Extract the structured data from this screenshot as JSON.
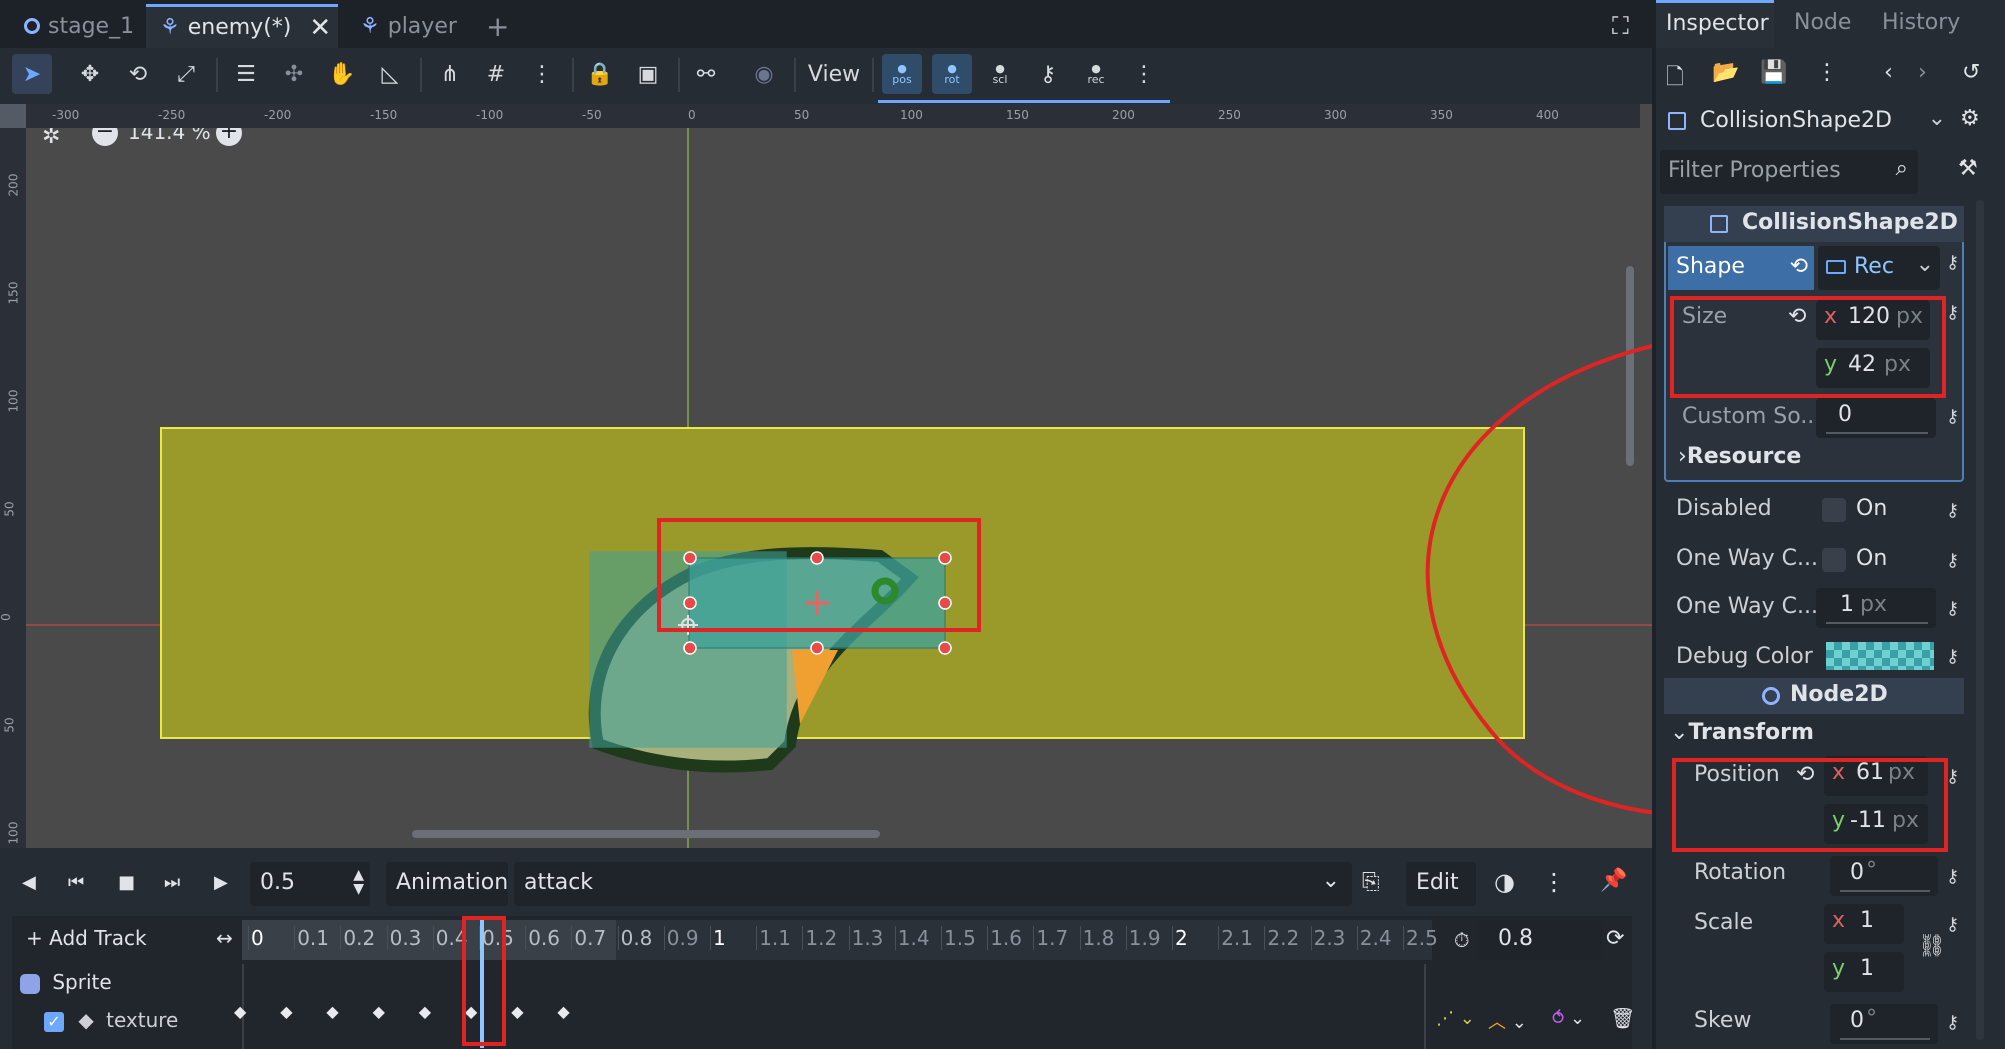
{
  "tabs": [
    {
      "label": "stage_1",
      "icon": "circle-node-icon"
    },
    {
      "label": "enemy(*)",
      "icon": "scene-icon"
    },
    {
      "label": "player",
      "icon": "scene-icon"
    }
  ],
  "toolbar": {
    "view_label": "View",
    "pos_label": "pos",
    "rot_label": "rot",
    "scl_label": "scl",
    "rec_label": "rec"
  },
  "viewport": {
    "zoom": "141.4 %",
    "ruler_h": [
      "-300",
      "-250",
      "-200",
      "-150",
      "-100",
      "-50",
      "0",
      "50",
      "100",
      "150",
      "200",
      "250",
      "300",
      "350",
      "400"
    ],
    "ruler_v": [
      "200",
      "150",
      "100",
      "50",
      "0",
      "50",
      "100"
    ]
  },
  "animation": {
    "time": "0.5",
    "animation_label": "Animation",
    "animation_name": "attack",
    "edit_label": "Edit",
    "add_track_label": "Add Track",
    "length": "0.8",
    "ticks": [
      "0",
      "0.1",
      "0.2",
      "0.3",
      "0.4",
      "0.5",
      "0.6",
      "0.7",
      "0.8",
      "0.9",
      "1",
      "1.1",
      "1.2",
      "1.3",
      "1.4",
      "1.5",
      "1.6",
      "1.7",
      "1.8",
      "1.9",
      "2",
      "2.1",
      "2.2",
      "2.3",
      "2.4",
      "2.5"
    ],
    "track_node": "Sprite",
    "track_prop": "texture"
  },
  "inspector": {
    "tabs": [
      "Inspector",
      "Node",
      "History"
    ],
    "node_type": "CollisionShape2D",
    "filter_placeholder": "Filter Properties",
    "section_title": "CollisionShape2D",
    "shape_label": "Shape",
    "shape_value": "Rec",
    "size_label": "Size",
    "size_x": "120",
    "size_y": "42",
    "unit_px": "px",
    "custom_solver_label": "Custom So...",
    "custom_solver_value": "0",
    "resource_label": "Resource",
    "disabled_label": "Disabled",
    "on_label": "On",
    "one_way_label": "One Way C...",
    "one_way_margin_value": "1",
    "debug_color_label": "Debug Color",
    "node2d_title": "Node2D",
    "transform_label": "Transform",
    "position_label": "Position",
    "pos_x": "61",
    "pos_y": "-11",
    "rotation_label": "Rotation",
    "rotation_value": "0",
    "deg": "°",
    "scale_label": "Scale",
    "scale_x": "1",
    "scale_y": "1",
    "skew_label": "Skew",
    "skew_value": "0",
    "x": "x",
    "y": "y"
  },
  "colors": {
    "accent": "#6da8ff",
    "highlight": "#e02424",
    "shape_fill": "#9a9a2b",
    "collision": "#3fa39a"
  }
}
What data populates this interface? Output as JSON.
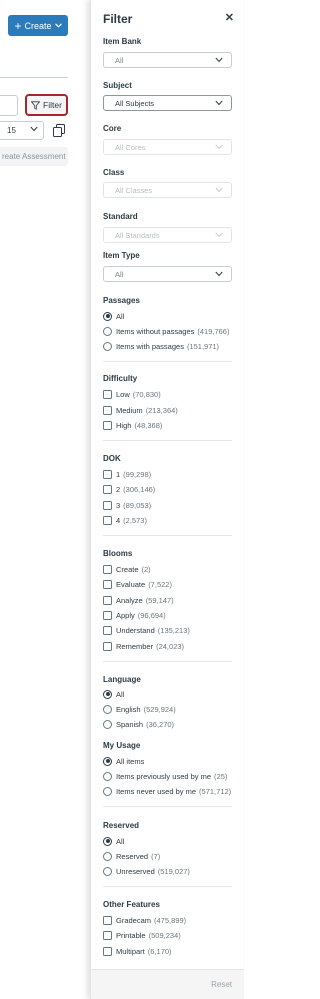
{
  "background": {
    "create_button": "Create",
    "filter_button": "Filter",
    "page_size_value": "15",
    "create_assessment": "reate Assessment"
  },
  "filter": {
    "title": "Filter",
    "item_bank": {
      "label": "Item Bank",
      "value": "All"
    },
    "subject": {
      "label": "Subject",
      "value": "All Subjects"
    },
    "core": {
      "label": "Core",
      "value": "All Cores"
    },
    "class": {
      "label": "Class",
      "value": "All Classes"
    },
    "standard": {
      "label": "Standard",
      "value": "All Standards"
    },
    "item_type": {
      "label": "Item Type",
      "value": "All"
    },
    "passages": {
      "label": "Passages",
      "options": [
        {
          "label": "All",
          "count": "",
          "selected": true
        },
        {
          "label": "Items without passages",
          "count": "(419,766)"
        },
        {
          "label": "Items with passages",
          "count": "(151,971)"
        }
      ]
    },
    "difficulty": {
      "label": "Difficulty",
      "options": [
        {
          "label": "Low",
          "count": "(70,830)"
        },
        {
          "label": "Medium",
          "count": "(213,364)"
        },
        {
          "label": "High",
          "count": "(48,368)"
        }
      ]
    },
    "dok": {
      "label": "DOK",
      "options": [
        {
          "label": "1",
          "count": "(99,298)"
        },
        {
          "label": "2",
          "count": "(306,146)"
        },
        {
          "label": "3",
          "count": "(89,053)"
        },
        {
          "label": "4",
          "count": "(2,573)"
        }
      ]
    },
    "blooms": {
      "label": "Blooms",
      "options": [
        {
          "label": "Create",
          "count": "(2)"
        },
        {
          "label": "Evaluate",
          "count": "(7,522)"
        },
        {
          "label": "Analyze",
          "count": "(59,147)"
        },
        {
          "label": "Apply",
          "count": "(96,694)"
        },
        {
          "label": "Understand",
          "count": "(135,213)"
        },
        {
          "label": "Remember",
          "count": "(24,023)"
        }
      ]
    },
    "language": {
      "label": "Language",
      "options": [
        {
          "label": "All",
          "count": "",
          "selected": true
        },
        {
          "label": "English",
          "count": "(529,924)"
        },
        {
          "label": "Spanish",
          "count": "(36,270)"
        }
      ]
    },
    "my_usage": {
      "label": "My Usage",
      "options": [
        {
          "label": "All items",
          "count": "",
          "selected": true
        },
        {
          "label": "Items previously used by me",
          "count": "(25)"
        },
        {
          "label": "Items never used by me",
          "count": "(571,712)"
        }
      ]
    },
    "reserved": {
      "label": "Reserved",
      "options": [
        {
          "label": "All",
          "count": "",
          "selected": true
        },
        {
          "label": "Reserved",
          "count": "(7)"
        },
        {
          "label": "Unreserved",
          "count": "(519,027)"
        }
      ]
    },
    "other_features": {
      "label": "Other Features",
      "options": [
        {
          "label": "Gradecam",
          "count": "(475,899)"
        },
        {
          "label": "Printable",
          "count": "(509,234)"
        },
        {
          "label": "Multipart",
          "count": "(6,170)"
        }
      ]
    },
    "reset_button": "Reset"
  },
  "colors": {
    "accent": "#2b7abc",
    "focus_border": "#a5262b",
    "text": "#2d3b45"
  }
}
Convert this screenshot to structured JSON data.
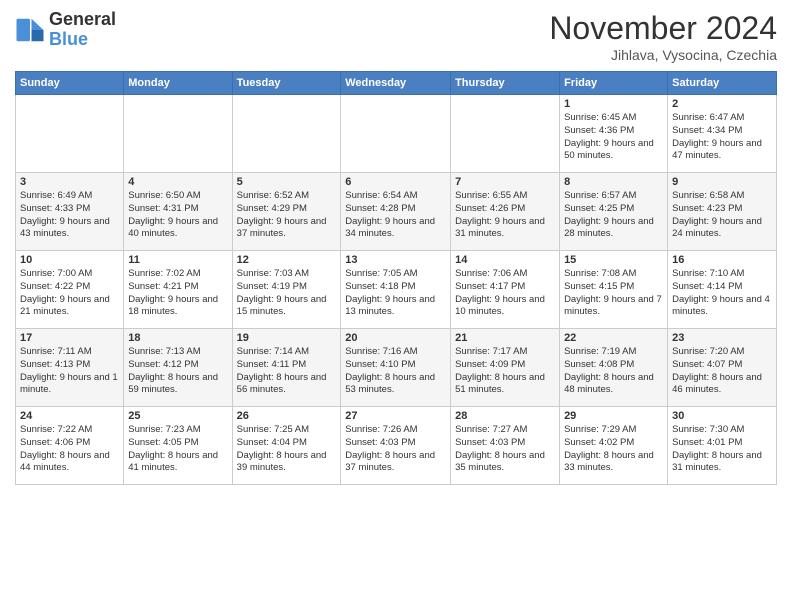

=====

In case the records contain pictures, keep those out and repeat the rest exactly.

Extract the structured data from this screenshot as JSON.
{
  "tabs": [
    {
      "label": "stage_1",
      "icon": "circle-node-icon"
    },
    {
      "label": "enemy(*)",
      "icon": "scene-icon"
    },
    {
      "label": "player",
      "icon": "scene-icon"
    }
  ],
  "toolbar": {
    "view_label": "View",
    "pos_label": "pos",
    "rot_label": "rot",
    "scl_label": "scl",
    "rec_label": "rec"
  },
  "viewport": {
    "zoom": "141.4 %",
    "ruler_h": [
      "-300",
      "-250",
      "-200",
      "-150",
      "-100",
      "-50",
      "0",
      "50",
      "100",
      "150",
      "200",
      "250",
      "300",
      "350",
      "400"
    ],
    "ruler_v": [
      "200",
      "150",
      "100",
      "50",
      "0",
      "50",
      "100"
    ]
  },
  "animation": {
    "time": "0.5",
    "animation_label": "Animation",
    "animation_name": "attack",
    "edit_label": "Edit",
    "add_track_label": "Add Track",
    "length": "0.8",
    "ticks": [
      "0",
      "0.1",
      "0.2",
      "0.3",
      "0.4",
      "0.5",
      "0.6",
      "0.7",
      "0.8",
      "0.9",
      "1",
      "1.1",
      "1.2",
      "1.3",
      "1.4",
      "1.5",
      "1.6",
      "1.7",
      "1.8",
      "1.9",
      "2",
      "2.1",
      "2.2",
      "2.3",
      "2.4",
      "2.5"
    ],
    "track_node": "Sprite",
    "track_prop": "texture"
  },
  "inspector": {
    "tabs": [
      "Inspector",
      "Node",
      "History"
    ],
    "node_type": "CollisionShape2D",
    "filter_placeholder": "Filter Properties",
    "section_title": "CollisionShape2D",
    "shape_label": "Shape",
    "shape_value": "Rec",
    "size_label": "Size",
    "size_x": "120",
    "size_y": "42",
    "unit_px": "px",
    "custom_solver_label": "Custom So...",
    "custom_solver_value": "0",
    "resource_label": "Resource",
    "disabled_label": "Disabled",
    "on_label": "On",
    "one_way_label": "One Way C...",
    "one_way_margin_value": "1",
    "debug_color_label": "Debug Color",
    "node2d_title": "Node2D",
    "transform_label": "Transform",
    "position_label": "Position",
    "pos_x": "61",
    "pos_y": "-11",
    "rotation_label": "Rotation",
    "rotation_value": "0",
    "deg": "°",
    "scale_label": "Scale",
    "scale_x": "1",
    "scale_y": "1",
    "skew_label": "Skew",
    "skew_value": "0",
    "x": "x",
    "y": "y"
  },
  "colors": {
    "accent": "#6da8ff",
    "highlight": "#e02424",
    "shape_fill": "#9a9a2b",
    "collision": "#3fa39a"
  }
}
What data populates this interface? Output as JSON.
{
  "background": {
    "create_button": "Create",
    "filter_button": "Filter",
    "page_size_value": "15",
    "create_assessment": "reate Assessment"
  },
  "filter": {
    "title": "Filter",
    "item_bank": {
      "label": "Item Bank",
      "value": "All"
    },
    "subject": {
      "label": "Subject",
      "value": "All Subjects"
    },
    "core": {
      "label": "Core",
      "value": "All Cores"
    },
    "class": {
      "label": "Class",
      "value": "All Classes"
    },
    "standard": {
      "label": "Standard",
      "value": "All Standards"
    },
    "item_type": {
      "label": "Item Type",
      "value": "All"
    },
    "passages": {
      "label": "Passages",
      "options": [
        {
          "label": "All",
          "count": "",
          "selected": true
        },
        {
          "label": "Items without passages",
          "count": "(419,766)"
        },
        {
          "label": "Items with passages",
          "count": "(151,971)"
        }
      ]
    },
    "difficulty": {
      "label": "Difficulty",
      "options": [
        {
          "label": "Low",
          "count": "(70,830)"
        },
        {
          "label": "Medium",
          "count": "(213,364)"
        },
        {
          "label": "High",
          "count": "(48,368)"
        }
      ]
    },
    "dok": {
      "label": "DOK",
      "options": [
        {
          "label": "1",
          "count": "(99,298)"
        },
        {
          "label": "2",
          "count": "(306,146)"
        },
        {
          "label": "3",
          "count": "(89,053)"
        },
        {
          "label": "4",
          "count": "(2,573)"
        }
      ]
    },
    "blooms": {
      "label": "Blooms",
      "options": [
        {
          "label": "Create",
          "count": "(2)"
        },
        {
          "label": "Evaluate",
          "count": "(7,522)"
        },
        {
          "label": "Analyze",
          "count": "(59,147)"
        },
        {
          "label": "Apply",
          "count": "(96,694)"
        },
        {
          "label": "Understand",
          "count": "(135,213)"
        },
        {
          "label": "Remember",
          "count": "(24,023)"
        }
      ]
    },
    "language": {
      "label": "Language",
      "options": [
        {
          "label": "All",
          "count": "",
          "selected": true
        },
        {
          "label": "English",
          "count": "(529,924)"
        },
        {
          "label": "Spanish",
          "count": "(36,270)"
        }
      ]
    },
    "my_usage": {
      "label": "My Usage",
      "options": [
        {
          "label": "All items",
          "count": "",
          "selected": true
        },
        {
          "label": "Items previously used by me",
          "count": "(25)"
        },
        {
          "label": "Items never used by me",
          "count": "(571,712)"
        }
      ]
    },
    "reserved": {
      "label": "Reserved",
      "options": [
        {
          "label": "All",
          "count": "",
          "selected": true
        },
        {
          "label": "Reserved",
          "count": "(7)"
        },
        {
          "label": "Unreserved",
          "count": "(519,027)"
        }
      ]
    },
    "other_features": {
      "label": "Other Features",
      "options": [
        {
          "label": "Gradecam",
          "count": "(475,899)"
        },
        {
          "label": "Printable",
          "count": "(509,234)"
        },
        {
          "label": "Multipart",
          "count": "(6,170)"
        }
      ]
    },
    "reset_button": "Reset"
  },
  "colors": {
    "accent": "#2b7abc",
    "focus_border": "#a5262b",
    "text": "#2d3b45"
  }
}
Convert this screenshot to structured JSON data.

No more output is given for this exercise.